Wednesday, 26 July 2017
The third season of Gallifrey brings to an end the opening phase of the spinoff's existence (and, for a good few years, it was thought that after Gallifrey III, that was it - no more). Stephen Cole's season opener, Fractures, is thus in some ways 'the beginning of the end' - we'll forget about anything from Gallifrey IV onwards for now. Fractures sees Gallifrey plunged into the civil war which the Season 2 finale promised, both a large-scale conflict of different factions and a more interpersonal war between Romana II and 'Romana I', or at least the latter's body as worn by Pandora, the embodiment of all future Time Lord evil. K9 serving on Pandora's side is another indication of how split and, well, fractious everything is. This is a war over what kind of society Gallifrey would like to be, perhaps even over what kind of series Gallifrey would like to be. Unsurprisingly, then, there's a bit of a struggle in Fractures with regard to what kind of season opener it would like to be. Following up the series' most self-consciously "epic" tale so far, Imperiatrix, is a tough ask.
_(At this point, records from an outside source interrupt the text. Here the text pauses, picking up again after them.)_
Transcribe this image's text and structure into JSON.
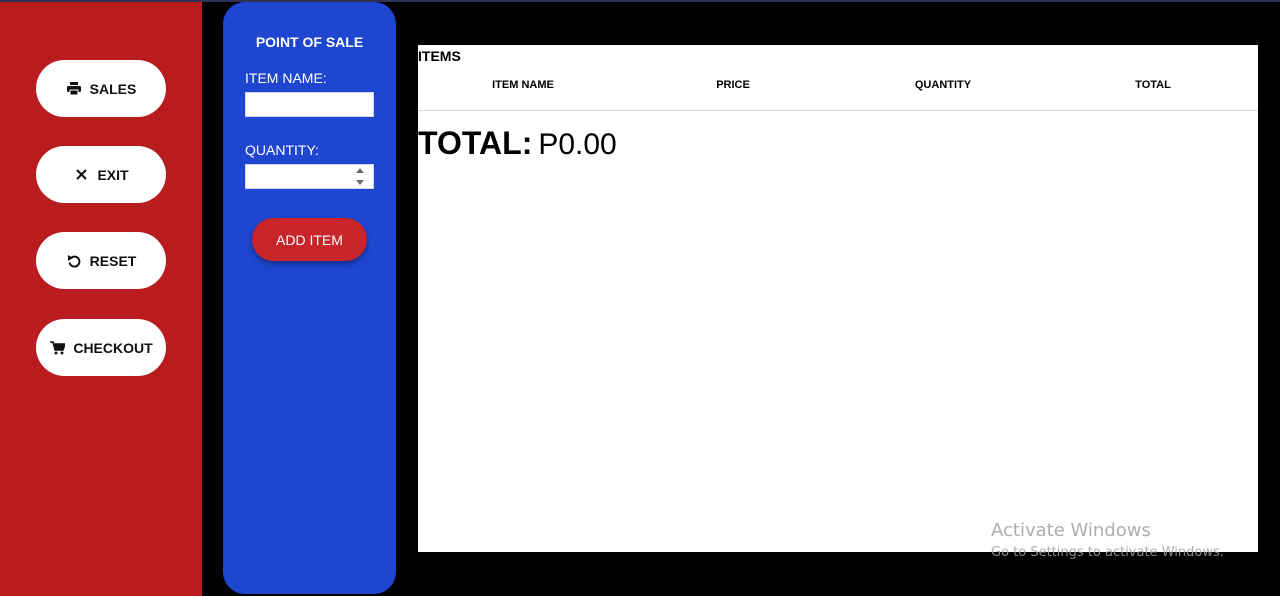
{
  "nav": {
    "buttons": [
      {
        "label": "SALES",
        "icon": "printer-icon"
      },
      {
        "label": "EXIT",
        "icon": "close-icon"
      },
      {
        "label": "RESET",
        "icon": "undo-icon"
      },
      {
        "label": "CHECKOUT",
        "icon": "cart-icon"
      }
    ]
  },
  "form": {
    "title": "POINT OF SALE",
    "item_name_label": "ITEM NAME:",
    "item_name_value": "",
    "quantity_label": "QUANTITY:",
    "quantity_value": "",
    "add_button": "ADD ITEM"
  },
  "items": {
    "title": "ITEMS",
    "columns": [
      "ITEM NAME",
      "PRICE",
      "QUANTITY",
      "TOTAL"
    ],
    "rows": [],
    "total_label": "TOTAL:",
    "total_value": "P0.00"
  },
  "watermark": {
    "line1": "Activate Windows",
    "line2": "Go to Settings to activate Windows."
  },
  "colors": {
    "nav_bg": "#b81c1f",
    "panel_bg": "#1e46d1",
    "add_button_bg": "#c9242a",
    "page_bg": "#000000"
  }
}
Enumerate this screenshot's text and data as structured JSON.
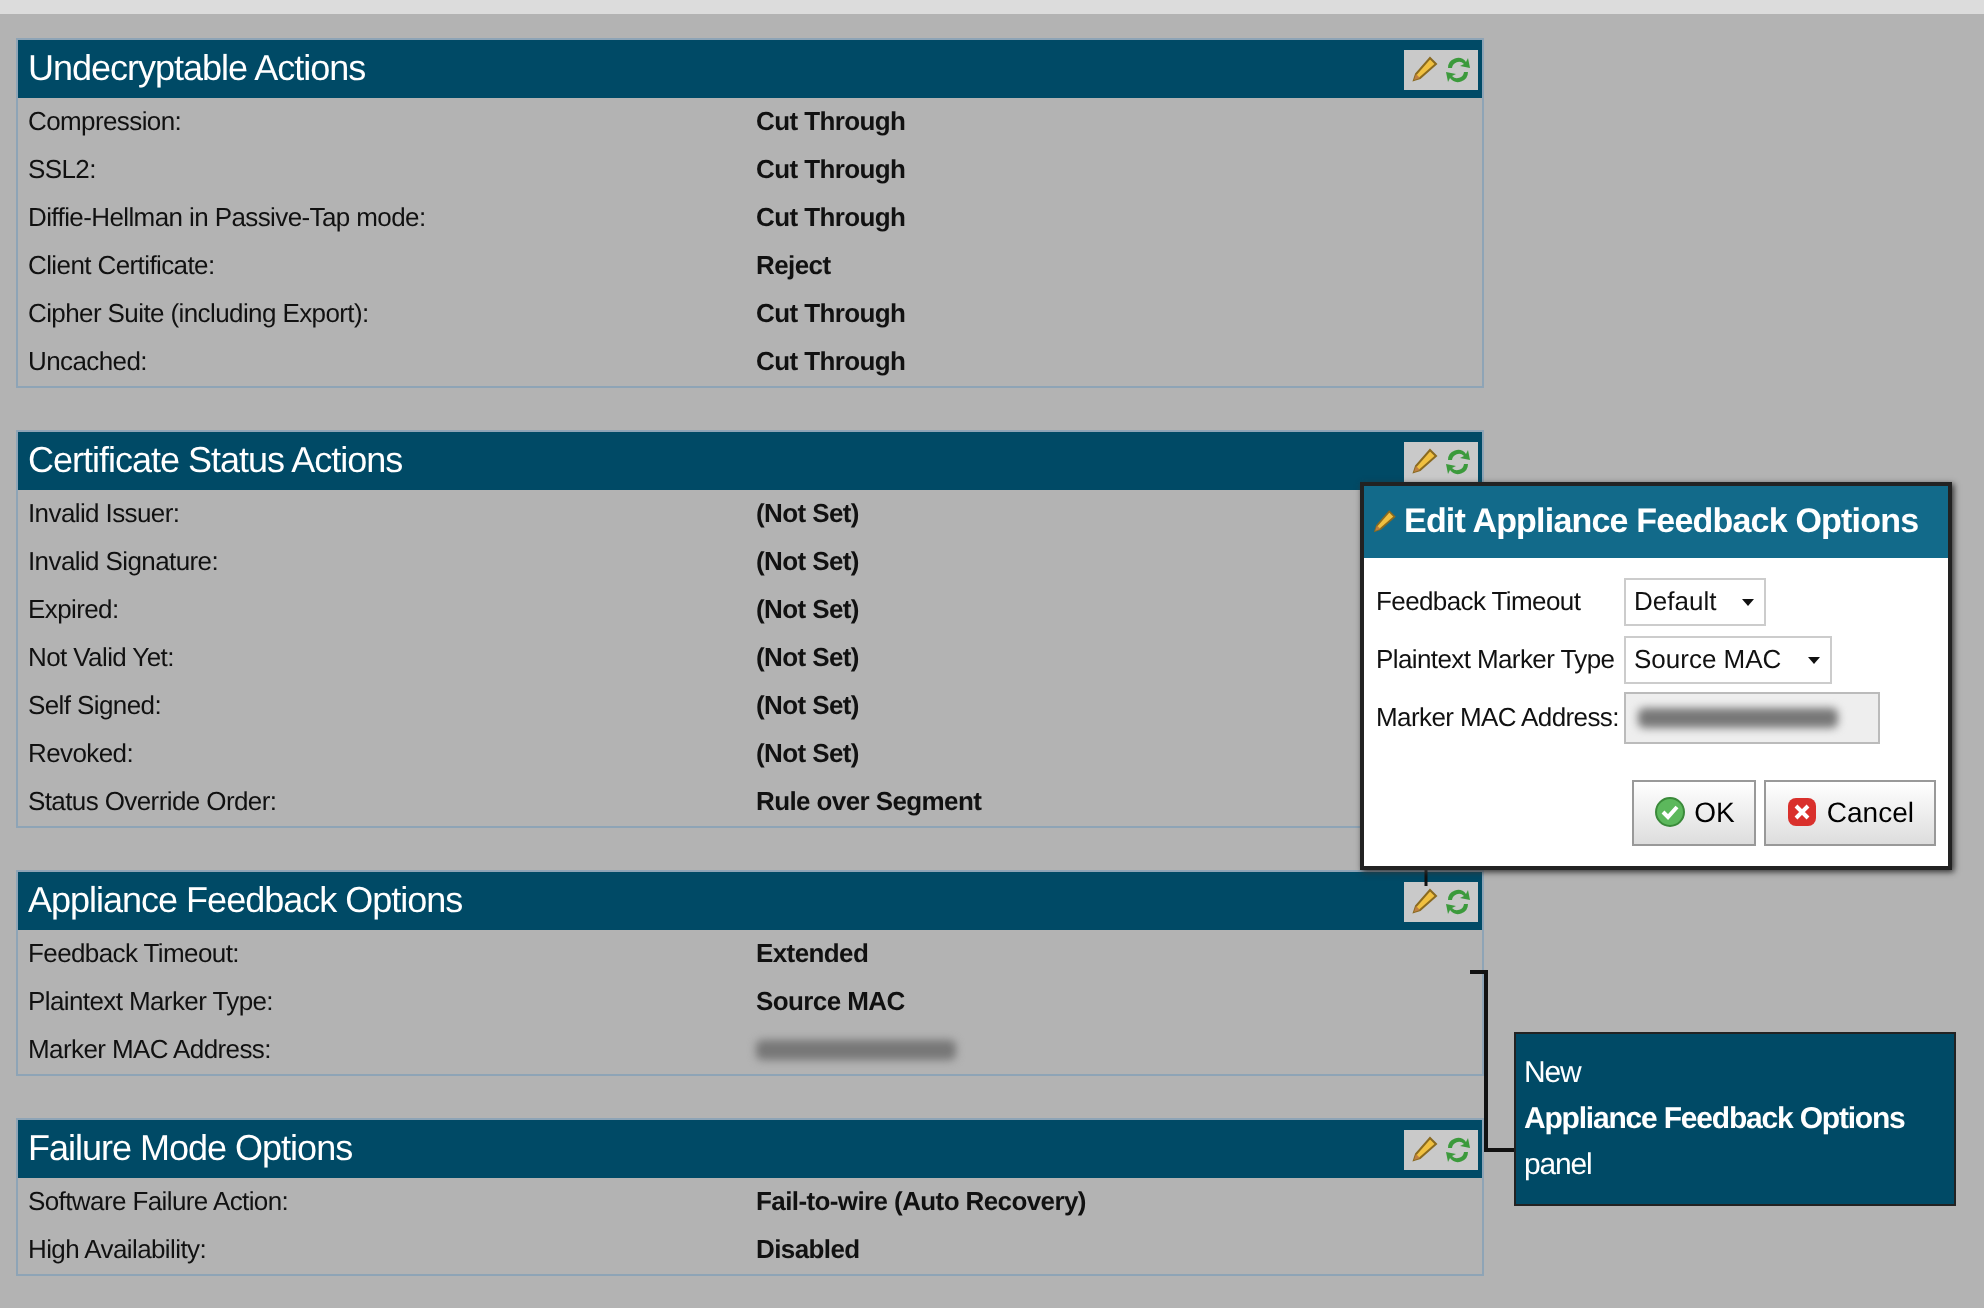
{
  "panels": [
    {
      "title": "Undecryptable Actions",
      "rows": [
        {
          "label": "Compression:",
          "value": "Cut Through"
        },
        {
          "label": "SSL2:",
          "value": "Cut Through"
        },
        {
          "label": "Diffie-Hellman in Passive-Tap mode:",
          "value": "Cut Through"
        },
        {
          "label": "Client Certificate:",
          "value": "Reject"
        },
        {
          "label": "Cipher Suite (including Export):",
          "value": "Cut Through"
        },
        {
          "label": "Uncached:",
          "value": "Cut Through"
        }
      ]
    },
    {
      "title": "Certificate Status Actions",
      "rows": [
        {
          "label": "Invalid Issuer:",
          "value": "(Not Set)"
        },
        {
          "label": "Invalid Signature:",
          "value": "(Not Set)"
        },
        {
          "label": "Expired:",
          "value": "(Not Set)"
        },
        {
          "label": "Not Valid Yet:",
          "value": "(Not Set)"
        },
        {
          "label": "Self Signed:",
          "value": "(Not Set)"
        },
        {
          "label": "Revoked:",
          "value": "(Not Set)"
        },
        {
          "label": "Status Override Order:",
          "value": "Rule over Segment"
        }
      ]
    },
    {
      "title": "Appliance Feedback Options",
      "rows": [
        {
          "label": "Feedback Timeout:",
          "value": "Extended"
        },
        {
          "label": "Plaintext Marker Type:",
          "value": "Source MAC"
        },
        {
          "label": "Marker MAC Address:",
          "redacted": true
        }
      ]
    },
    {
      "title": "Failure Mode Options",
      "rows": [
        {
          "label": "Software Failure Action:",
          "value": "Fail-to-wire (Auto Recovery)"
        },
        {
          "label": "High Availability:",
          "value": "Disabled"
        }
      ]
    }
  ],
  "dialog": {
    "title": "Edit Appliance Feedback Options",
    "fields": [
      {
        "kind": "select",
        "label": "Feedback Timeout",
        "value": "Default"
      },
      {
        "kind": "select",
        "label": "Plaintext Marker Type",
        "value": "Source MAC"
      },
      {
        "kind": "input",
        "label": "Marker MAC Address:",
        "redacted": true
      }
    ],
    "buttons": [
      {
        "kind": "ok",
        "label": "OK"
      },
      {
        "kind": "cancel",
        "label": "Cancel"
      }
    ]
  },
  "callout": {
    "text": "New\n**Appliance Feedback Options**\npanel"
  }
}
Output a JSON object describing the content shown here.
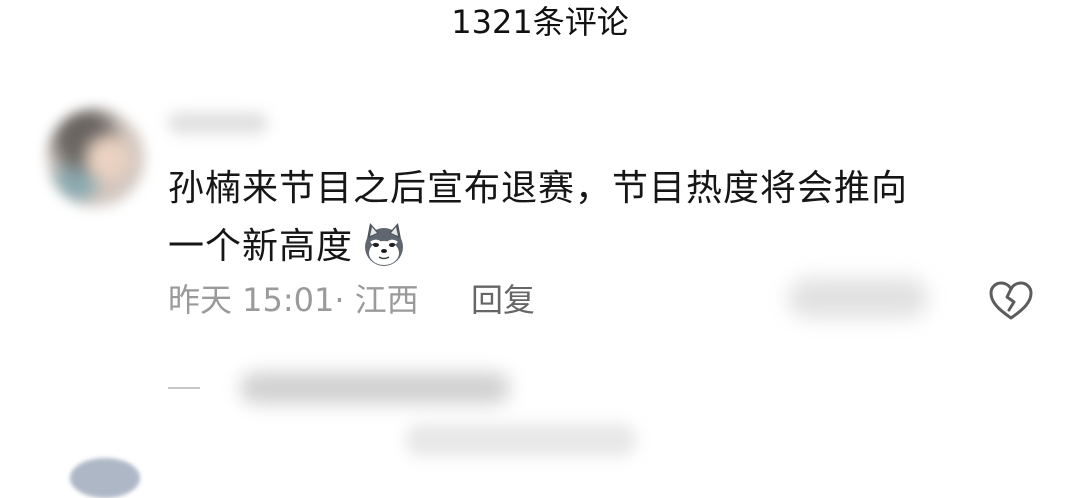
{
  "header": {
    "title": "1321条评论"
  },
  "comment": {
    "text_line1": "孙楠来节目之后宣布退赛，节目热度将会推向",
    "text_line2": "一个新高度",
    "emoji": "husky-emoji",
    "meta": "昨天 15:01· 江西",
    "reply_label": "回复",
    "dislike_icon": "broken-heart-icon",
    "colors": {
      "meta_text": "#9a9a9a",
      "reply_text": "#666666",
      "body_text": "#161616"
    }
  }
}
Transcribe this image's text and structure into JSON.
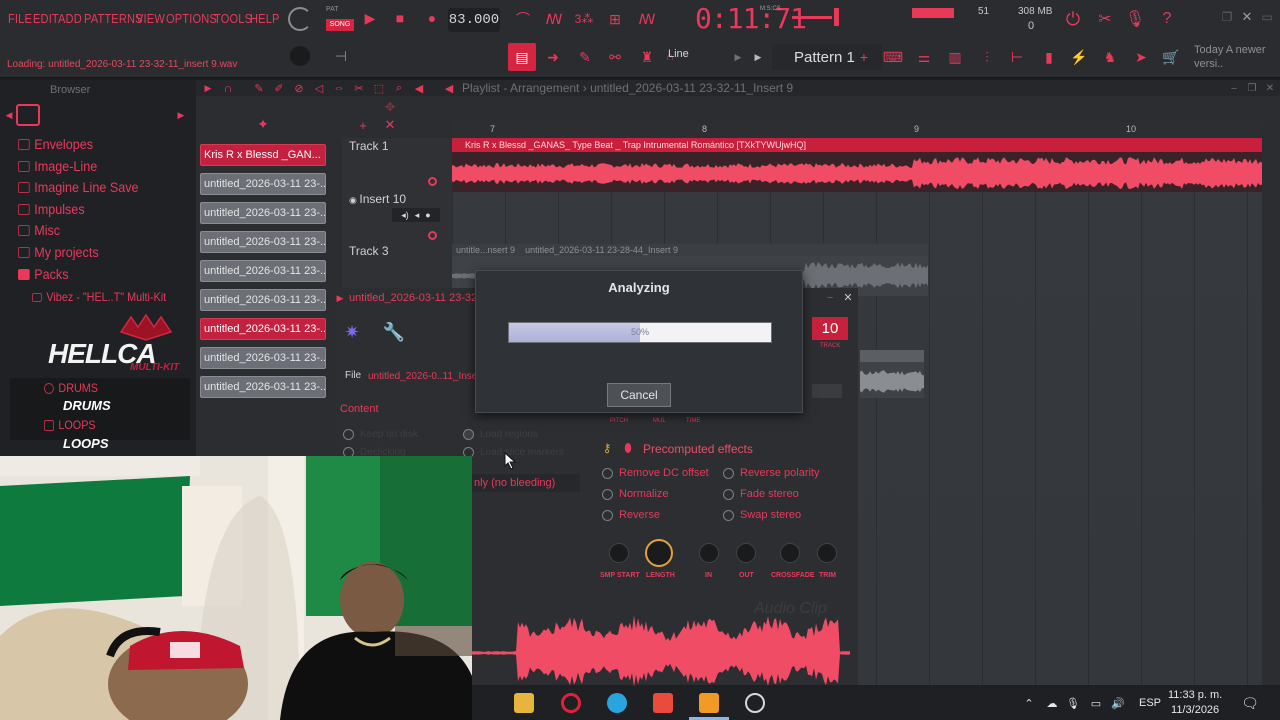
{
  "menu": [
    "FILE",
    "EDIT",
    "ADD",
    "PATTERNS",
    "VIEW",
    "OPTIONS",
    "TOOLS",
    "HELP"
  ],
  "transport": {
    "pat_label": "PAT",
    "song_label": "SONG",
    "bpm": "83.000",
    "time": "0:11:71",
    "time_label": "M:S:CS"
  },
  "status": {
    "loading": "Loading: untitled_2026-03-11 23-32-11_insert 9.wav",
    "cpu": "51",
    "ram": "308 MB",
    "ram_sub": "0"
  },
  "toolbar": {
    "snap": "Line",
    "pattern": "Pattern 1",
    "hint": "Today  A newer versi.."
  },
  "browser": {
    "title": "Browser",
    "items": [
      "Envelopes",
      "Image-Line",
      "Imagine Line Save",
      "Impulses",
      "Misc",
      "My projects",
      "Packs"
    ],
    "sub_item": "Vibez - \"HEL..T\" Multi-Kit",
    "logo": "HELLCA",
    "logo_sub": "MULTI-KIT",
    "kit": [
      {
        "label": "DRUMS",
        "art": "DRUMS"
      },
      {
        "label": "LOOPS",
        "art": "LOOPS"
      }
    ]
  },
  "channels": [
    {
      "label": "Kris R x Blessd _GAN...",
      "active": true
    },
    {
      "label": "untitled_2026-03-11 23-...",
      "active": false
    },
    {
      "label": "untitled_2026-03-11 23-...",
      "active": false
    },
    {
      "label": "untitled_2026-03-11 23-...",
      "active": false
    },
    {
      "label": "untitled_2026-03-11 23-...",
      "active": false
    },
    {
      "label": "untitled_2026-03-11 23-...",
      "active": false
    },
    {
      "label": "untitled_2026-03-11 23-...",
      "active": true
    },
    {
      "label": "untitled_2026-03-11 23-...",
      "active": false
    },
    {
      "label": "untitled_2026-03-11 23-...",
      "active": false
    }
  ],
  "playlist": {
    "title": "Playlist - Arrangement",
    "path": "untitled_2026-03-11 23-32-11_Insert 9",
    "ruler": [
      "7",
      "8",
      "9",
      "10"
    ],
    "tracks": [
      "Track 1",
      "Insert 10",
      "Track 3"
    ],
    "clip_main": "Kris R x Blessd _GANAS_ Type Beat _ Trap Intrumental Romántico [TXkTYWUjwHQ]",
    "clip_a": "untitle...nsert 9",
    "clip_b": "untitled_2026-03-11 23-28-44_Insert 9"
  },
  "clip_settings": {
    "title": "untitled_2026-03-11 23-32",
    "file_label": "File",
    "file_name": "untitled_2026-0..11_Insert",
    "track_num": "10",
    "track_label": "TRACK",
    "content_label": "Content",
    "content_opts": [
      "Keep on disk",
      "Load regions",
      "Declicking",
      "Load slice markers"
    ],
    "bleed": "nly (no bleeding)",
    "env_labels": [
      "PITCH",
      "MUL",
      "TIME"
    ],
    "effects_title": "Precomputed effects",
    "effects_left": [
      "Remove DC offset",
      "Normalize",
      "Reverse"
    ],
    "effects_right": [
      "Reverse polarity",
      "Fade stereo",
      "Swap stereo"
    ],
    "knobs": [
      "SMP START",
      "LENGTH",
      "IN",
      "OUT",
      "CROSSFADE",
      "TRIM"
    ],
    "watermark": "Audio Clip"
  },
  "modal": {
    "title": "Analyzing",
    "progress_pct": 50,
    "progress_label": "50%",
    "cancel": "Cancel"
  },
  "taskbar": {
    "time": "11:33 p. m.",
    "date": "11/3/2026",
    "lang": "ESP"
  },
  "colors": {
    "accent": "#e8395a",
    "clip_red": "#c81f3d",
    "wave": "#f04c66"
  }
}
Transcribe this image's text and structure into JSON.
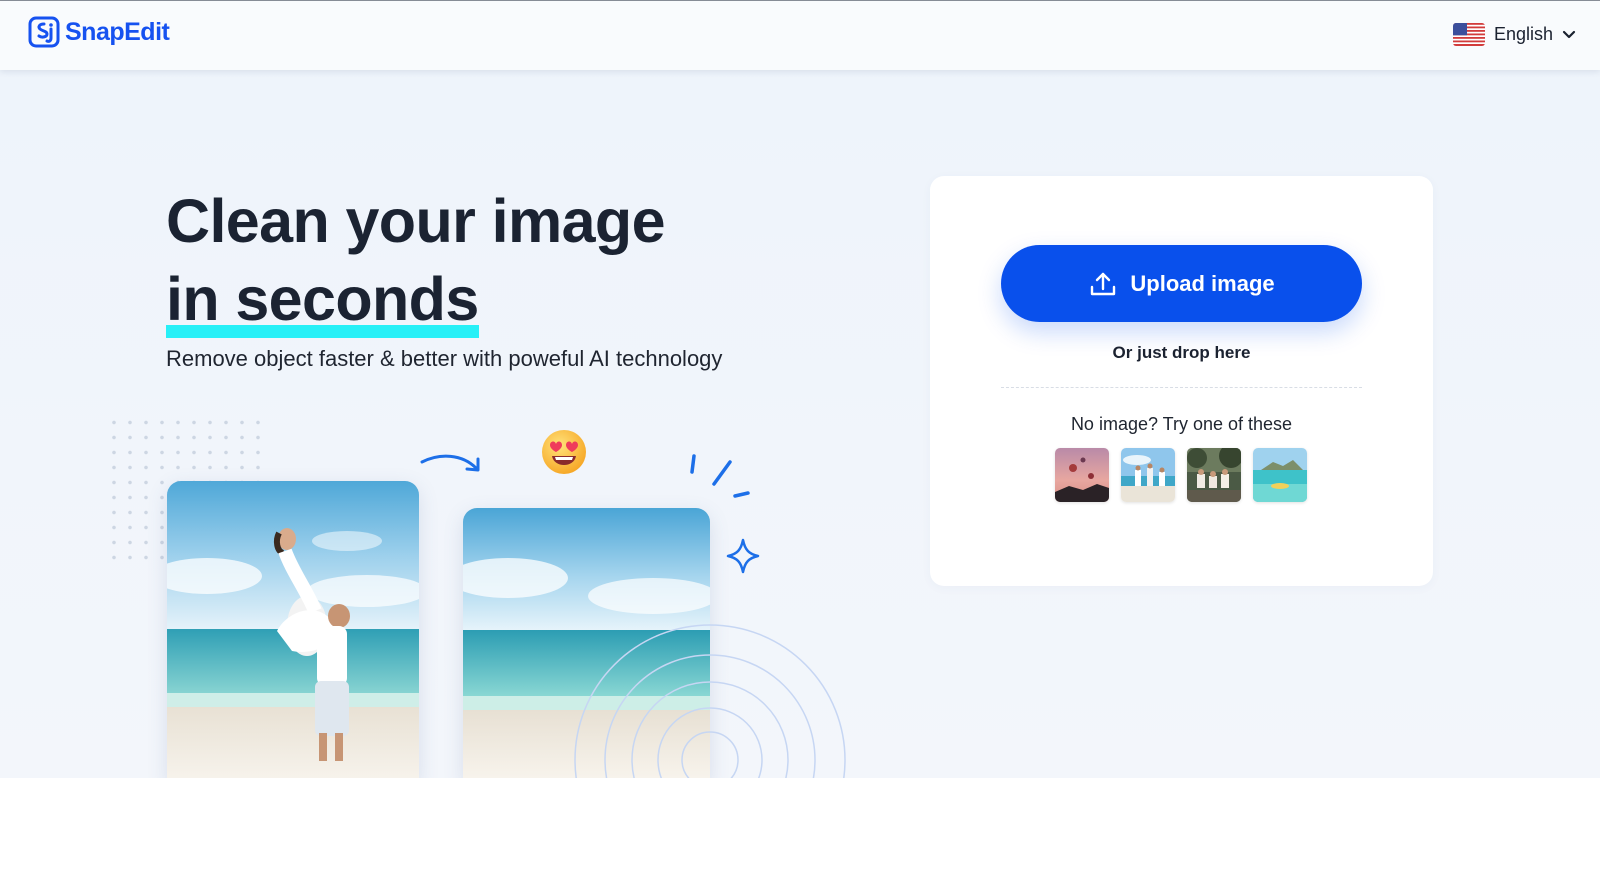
{
  "header": {
    "brand": "SnapEdit",
    "language": {
      "label": "English",
      "flag_icon": "us-flag-icon"
    }
  },
  "hero": {
    "title_line1": "Clean your image",
    "title_line2": "in seconds",
    "subtitle": "Remove object faster & better with poweful AI technology",
    "highlight_color": "#27f0f7"
  },
  "upload": {
    "button_label": "Upload image",
    "drop_hint": "Or just drop here",
    "samples_label": "No image? Try one of these",
    "samples": [
      {
        "name": "hot-air-balloons-sample"
      },
      {
        "name": "beach-group-sample"
      },
      {
        "name": "forest-group-sample"
      },
      {
        "name": "island-sea-sample"
      }
    ]
  },
  "colors": {
    "brand_blue": "#1652f0",
    "button_blue": "#0950ec",
    "text_dark": "#1b2332"
  }
}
Trying to one-up its grandeur is tricky, but so is going too small and introspective (which turned out to be Cole's strength in his contribution to the previous season).